Valorising cultural capital: understanding occupational stratification in the legal profession
Over the last three to four decades the legal profession in England and Wales has been transformed. Three developments are especially striking: the re-shaping of legal practices into capitalist enterprises; the large scale entry of women; and their incorporation not as future partners but as employees. Derber saw these new salaried lawyers as proletarianised, and Hagan & Kay’s study concluded that women represented an under-class of semi-autonomous employees.
Since the turn of the century, women have been numerically dominant in legal training and the profession has embraced diversity initiatives to reconfigure it as a meritocratic occupation. Arguably women lawyers’ success in specialisms like corporate law demonstrates the success of such initiatives. Further, the explicit embrace of meritocracy has been reinforced by the capitalisation of firms which has taken place over the same period, producing the bureaucratisation and rationalisation of labour processes. However, these changes have also elongated firms internal structures, generating complex professional strata many of which are closed and subordinate enclaves. The statistics show that women and other minorities are over represented in these sub professional enclaves.
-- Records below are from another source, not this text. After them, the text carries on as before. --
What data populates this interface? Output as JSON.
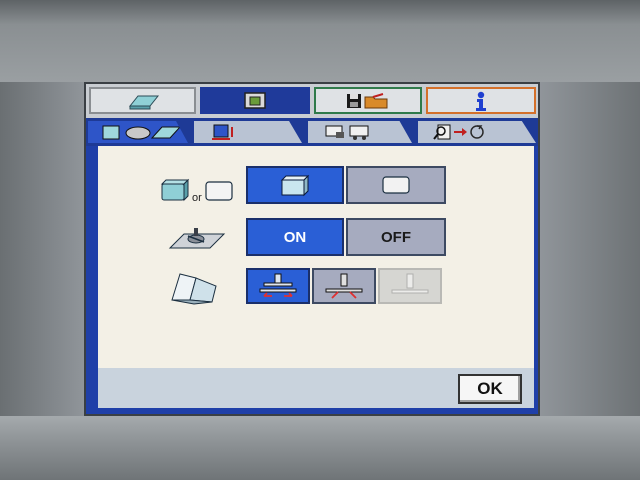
{
  "top_tabs": [
    {
      "icon": "paper-stack-icon",
      "active": false
    },
    {
      "icon": "screen-icon",
      "active": true
    },
    {
      "icon": "save-open-folder-icon",
      "active": false
    },
    {
      "icon": "info-icon",
      "active": false
    }
  ],
  "sub_tabs": [
    {
      "icon": "booklet-layout-icon",
      "active": true
    },
    {
      "icon": "position-adjust-icon",
      "active": false
    },
    {
      "icon": "transport-icon",
      "active": false
    },
    {
      "icon": "search-refresh-icon",
      "active": false
    }
  ],
  "rows": {
    "row1": {
      "or_text": "or",
      "options": [
        {
          "icon": "block-3d-icon",
          "selected": true
        },
        {
          "icon": "block-flat-icon",
          "selected": false
        }
      ]
    },
    "row2": {
      "on_label": "ON",
      "off_label": "OFF",
      "selected": "ON"
    },
    "row3": {
      "options": [
        {
          "icon": "clamp-open-icon",
          "selected": true
        },
        {
          "icon": "clamp-close-icon",
          "selected": false
        },
        {
          "icon": "clamp-disabled-icon",
          "selected": false,
          "disabled": true
        }
      ]
    }
  },
  "footer": {
    "ok_label": "OK"
  },
  "colors": {
    "accent": "#2a5fd6",
    "screen_frame": "#1f3fa8",
    "content_bg": "#f3f0e6",
    "tab_info_border": "#d4702a",
    "tab_save_border": "#2f7a4a"
  }
}
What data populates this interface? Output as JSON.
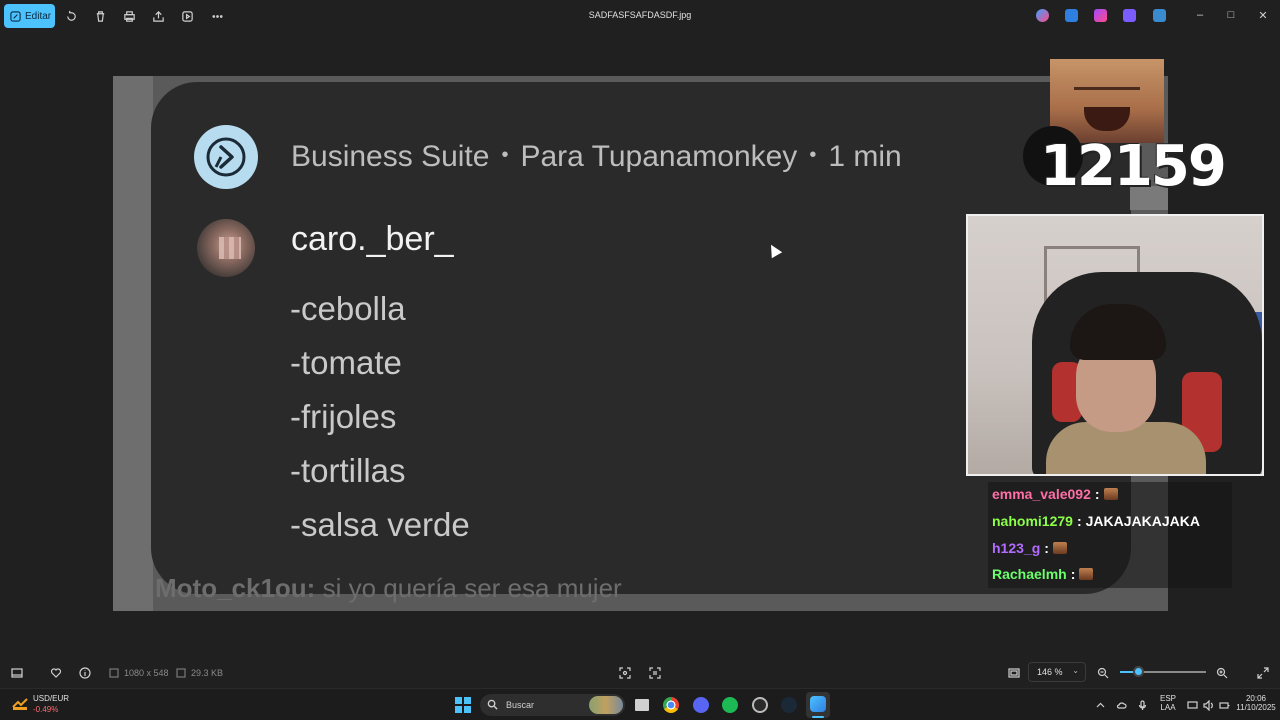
{
  "toolbar": {
    "edit_label": "Editar",
    "file_title": "SADFASFSAFDASDF.jpg"
  },
  "image": {
    "header": {
      "source": "Business Suite",
      "recipient": "Para Tupanamonkey",
      "time": "1 min",
      "separator": "•"
    },
    "comment": {
      "username": "caro._ber_",
      "items": [
        "-cebolla",
        "-tomate",
        "-frijoles",
        "-tortillas",
        "-salsa verde"
      ]
    },
    "ghost_line": {
      "user": "Moto_ck1ou:",
      "text": "si yo quería ser esa mujer"
    },
    "counter": "12159",
    "chat": [
      {
        "user": "emma_vale092",
        "color": "#ff6fa5",
        "message": ""
      },
      {
        "user": "nahomi1279",
        "color": "#8cff4a",
        "message": "JAKAJAKAJAKA"
      },
      {
        "user": "h123_g",
        "color": "#b36bff",
        "message": ""
      },
      {
        "user": "Rachaelmh",
        "color": "#6bff6b",
        "message": ""
      }
    ],
    "chat_separator": ":"
  },
  "statusbar": {
    "dimensions": "1080 x 548",
    "filesize": "29.3 KB",
    "zoom": "146 %",
    "zoom_slider_fraction": 0.2
  },
  "taskbar": {
    "currency_pair": "USD/EUR",
    "currency_change": "-0.49%",
    "search_placeholder": "Buscar",
    "lang_line1": "ESP",
    "lang_line2": "LAA",
    "time": "20:06",
    "date": "11/10/2025"
  },
  "colors": {
    "accent": "#4cc2ff",
    "card_bg": "#2a2a2a",
    "negative": "#ff6b6b"
  }
}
In contrast to voluntarist theories such as rational preference, this paper considers a transactional explanation of occupational differentiation which draws on Bourdieusian concepts of field, habitus and cultural capital. Using data generated by research studies of the English solicitors’ profession over the course of twenty years, it explores the process of valorisation of cultural capital and consequent differentiation and internalisation by women of ideas of subordinated status, as well as the naturalisation of pre-existing status categories.
Julie Paquin | University of Ottawa
The feminisation of notariat in Quebec: Accounting for the differential attractiveness of notarial law for female and male law students
During the last 30 years, the notarial profession in Quebec has faced important challenges, including increased competition from new entrants in the market for legal services (most notably the insurance and banking sector). Formerly considered important members of the Quebec francophone elite, Quebec notaries now experience lower levels of earnings than lawyers for higher levels of investment in professional training. According to recent surveys, a majority of notaries are now dissatisfied with their levels of remuneration. Concerns are also increasingly expressed about the « loss of prestige » of the profession in society.
Even as this crisis of notariat developed in the 1990s and 2000s, the profession has witnessed an important increase in the proportion of women among its members. From around 40% in the 1990s, the proportion of women among notaries increased to more than 60% in 2015. This process of feminization has been both more rapid and more intense than in any other professions in Quebec and Canada, and is expected to continue in the coming years, with the proportion of women currently reaching 75% among notaires with less than 20 years of practice, and more than 80% among students of notarial law.
The factors accounting for the gender imbalance existing in notarial law practice compared to other streams of the legal profession remains unexplored. Since the decision to become a notary or enter other streams of the legal profession is made by law students in the course of the law studies and before they enter the legal job market, it may be hypothesized to derive primarily from ‘supply-side’ factors – i.e. differences in preferences that make notarial practice more attractive to women than to men. In view of the difficult economic conditions that have prevailed for some time in the market for notarial services (it is easy to understand why men are not as attracted to notariat as they used to be, but much harder to figure out the reasons why, in the same context, women still opt for a career in notarial law.
A research project currently in progress aims at studying this issue, by examining the reasons accounting for the gender imbalance found among notarial law students. The presentation will provide an introduction to the project and a description of some preliminary results obtained from interviews with students.